Police Development Program (PDP): We need to help the Iraqis professionalize their police force, an absolutely critical component to the country’s long-term stability. The U.S. Embassy in Baghdad and the State Department’s Bureau of International Narcotics and Law Enforcement Affairs will oversee a continuing U.S. effort to support ongoing development of Iraqi law enforcement institutions and personnel by developing leadership capacity, enhancing civilian policing and specialized technical skills, strengthening border enforcement, and cultivating sustainable training systems. The Department of Justice is also lending its specialized expertise. The transition to a civilian-led partnership with the Iraqi Ministry of Interior will be a central element of the U.S. assistance for an improved security environment; it supports our goal of facilitating a professional, competent, and self-sufficient Ministry of Interior that provides security and stability to its citizens and is able to effectively counter terrorism and organized crime.

Information-Sharing: Counter-terrorism cooperation is the primary focus of our information-sharing mission. Current information exchange programs in Baghdad will continue, with limited information exchange at the consulates. U.S. Embassy Baghdad will also maintain operations and information liaison at various headquarters, operation centers, and intelligence fusion cells.

Logistics: To support various missions across operating locations in a difficult and nonpermissive environment, U.S. Embassy Baghdad must take on many logistical functions that USF-I currently provides for its forces, PRTs, and the Embassy. These include securing sites outside of Baghdad and providing personal security details; administering the Department of Defense Logistics Civil Augmentation Program’s life support contract for all U.S. personnel in Iraq; managing the supply lines for food, fuel and material, operating emergency medical facilities; and running in-country and regional air operations.

Transition and the Future

As reflected in our FY 2011 and FY 2012 budget requests, we will continue to focus on broad strategic interests; government reform; strengthening democracy and civil society; and economic development, while also addressing some immediate needs identified by the GOI. Consistent with the drawdown of U.S. forces and the stand-up of the Office of Security Cooperation, FY 2012 will represent the first year of a normalized security assistance relationship with Iraq, namely through the inaugural use of State’s FMF programming in Iraq. Our use of FMF coincides with the final year of DoD’s Iraq Security Forces Funding in FY2011.

We have planned for this historic transition always mindful of the costs borne by the American people to help Iraqis create a foundation for the future. Our efforts to drawdown in Iraq are a critical part of our transition to full Iraqi responsibility, in line with the President's goal of supporting an Iraq that is sovereign, stable, and self-reliant.

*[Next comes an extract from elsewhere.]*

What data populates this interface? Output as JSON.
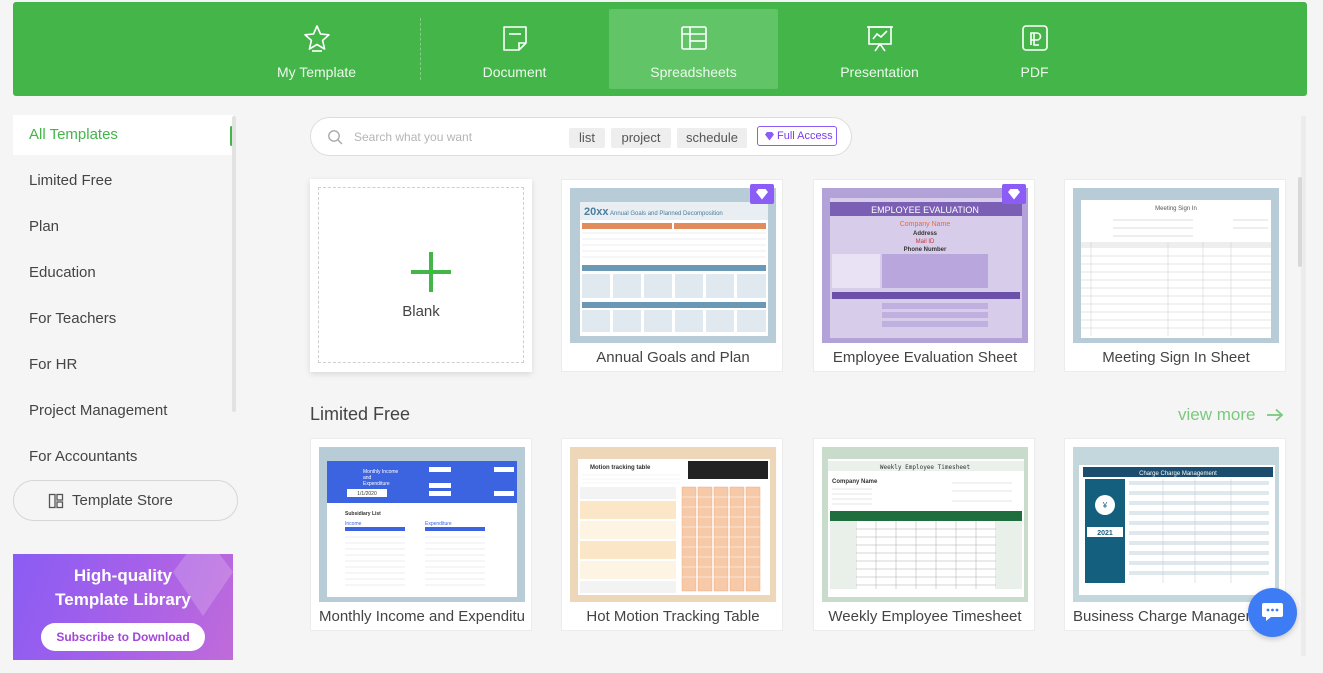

The second part of our strategy is no less important: sustained diplomacy in support of a strategic long-term partnership between the United States and Iraq. The administration's request is designed to provide us with the resources necessary to establish and operate the diplomatic platform that will enable us to advance U.S. interests in Iraq. It represents the best balance between what is necessary to achieve our interests and what we can sincerely call upon the American people to support. I And through the historic Strategic Framework Agreement between the U.S. and Iraq, we find that our two countries, who for years clashed as adversaries, now share a common goal: a sovereign and prosperous Iraq that is a strong ally of the U.S. and is committed to and capable of ensuring security, providing services, and responding to the will of the Iraqi people. Now is the time to work together to achieve that goal.